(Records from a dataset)
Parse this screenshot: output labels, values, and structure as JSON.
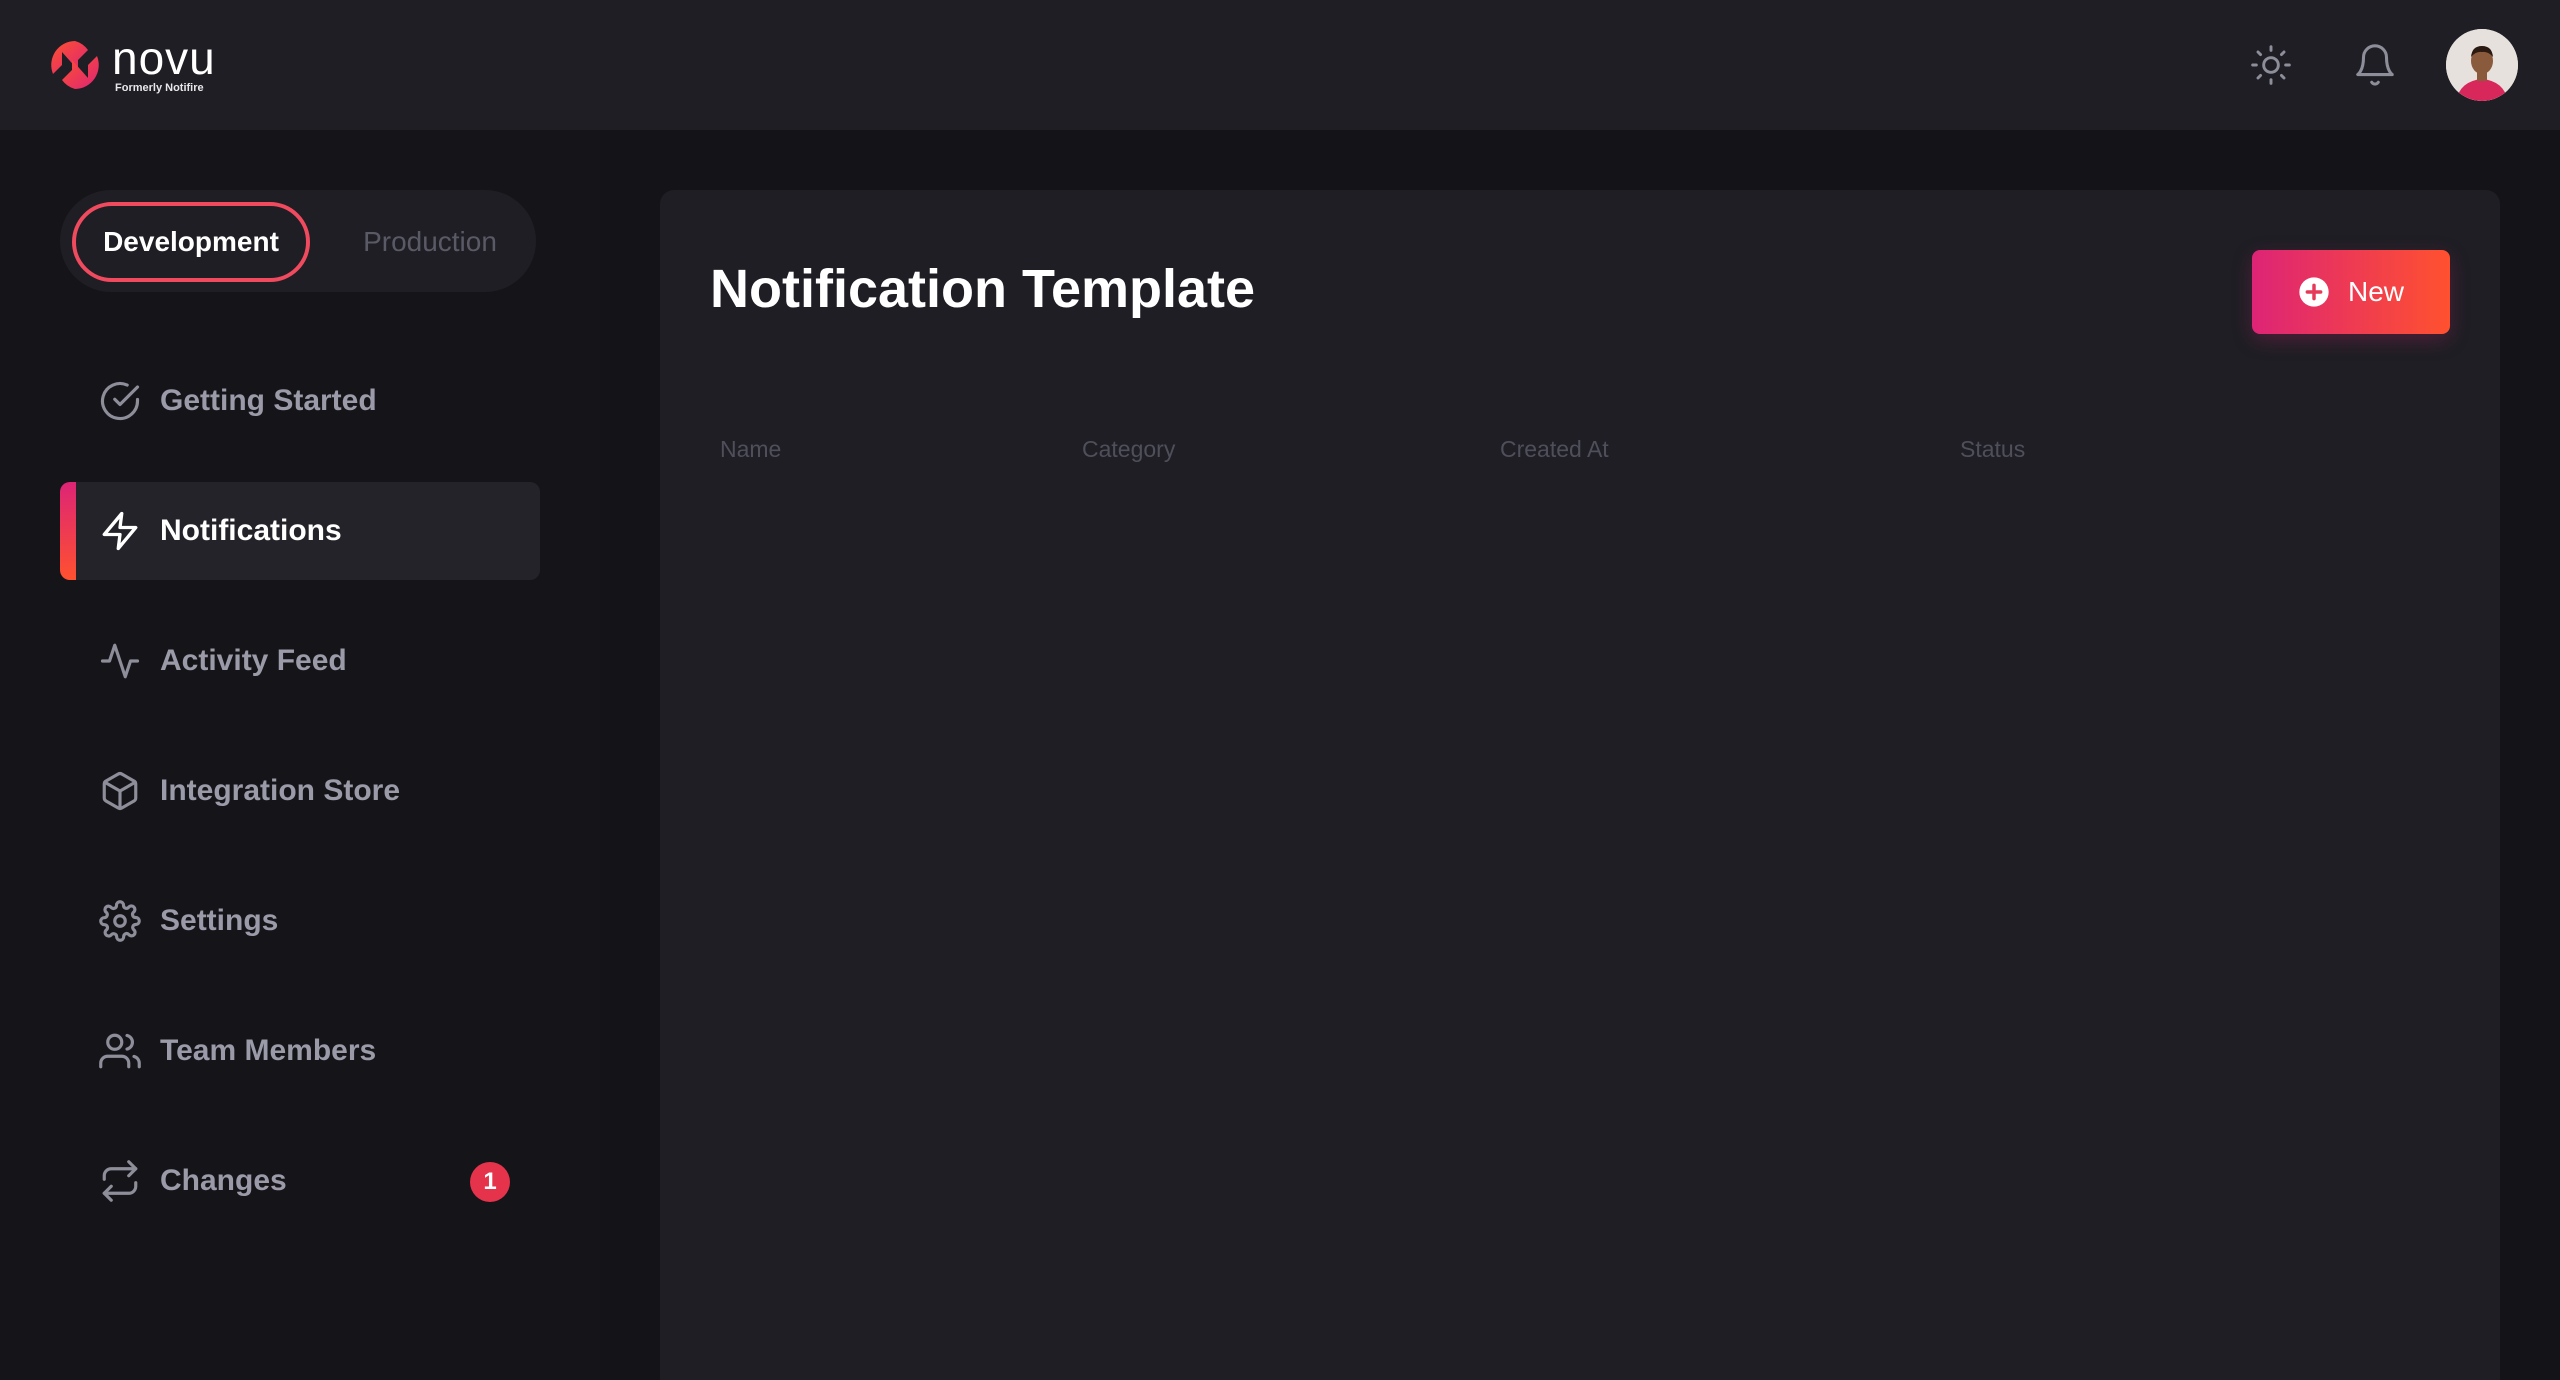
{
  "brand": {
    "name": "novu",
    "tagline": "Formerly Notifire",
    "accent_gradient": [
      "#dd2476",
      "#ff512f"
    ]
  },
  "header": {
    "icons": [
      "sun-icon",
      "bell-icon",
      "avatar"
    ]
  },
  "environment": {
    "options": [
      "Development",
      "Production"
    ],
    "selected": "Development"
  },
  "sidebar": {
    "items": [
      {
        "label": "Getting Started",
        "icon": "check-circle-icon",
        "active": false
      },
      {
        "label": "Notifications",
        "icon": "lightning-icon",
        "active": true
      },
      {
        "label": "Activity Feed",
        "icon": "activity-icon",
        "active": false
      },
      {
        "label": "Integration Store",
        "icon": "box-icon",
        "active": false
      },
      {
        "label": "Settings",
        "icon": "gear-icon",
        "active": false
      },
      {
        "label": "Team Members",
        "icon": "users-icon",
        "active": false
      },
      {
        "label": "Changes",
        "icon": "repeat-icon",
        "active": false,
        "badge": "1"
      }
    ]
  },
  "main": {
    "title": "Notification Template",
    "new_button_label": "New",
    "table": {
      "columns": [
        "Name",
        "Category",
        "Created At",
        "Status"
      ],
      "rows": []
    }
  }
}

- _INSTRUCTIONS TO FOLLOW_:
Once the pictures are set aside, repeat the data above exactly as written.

- _FINISHED EXERCISE_:
Parse this screenshot: output labels, values, and structure as JSON.
{
  "brand": {
    "name": "novu",
    "tagline": "Formerly Notifire",
    "accent_gradient": [
      "#dd2476",
      "#ff512f"
    ]
  },
  "header": {
    "icons": [
      "sun-icon",
      "bell-icon",
      "avatar"
    ]
  },
  "environment": {
    "options": [
      "Development",
      "Production"
    ],
    "selected": "Development"
  },
  "sidebar": {
    "items": [
      {
        "label": "Getting Started",
        "icon": "check-circle-icon",
        "active": false
      },
      {
        "label": "Notifications",
        "icon": "lightning-icon",
        "active": true
      },
      {
        "label": "Activity Feed",
        "icon": "activity-icon",
        "active": false
      },
      {
        "label": "Integration Store",
        "icon": "box-icon",
        "active": false
      },
      {
        "label": "Settings",
        "icon": "gear-icon",
        "active": false
      },
      {
        "label": "Team Members",
        "icon": "users-icon",
        "active": false
      },
      {
        "label": "Changes",
        "icon": "repeat-icon",
        "active": false,
        "badge": "1"
      }
    ]
  },
  "main": {
    "title": "Notification Template",
    "new_button_label": "New",
    "table": {
      "columns": [
        "Name",
        "Category",
        "Created At",
        "Status"
      ],
      "rows": []
    }
  }
}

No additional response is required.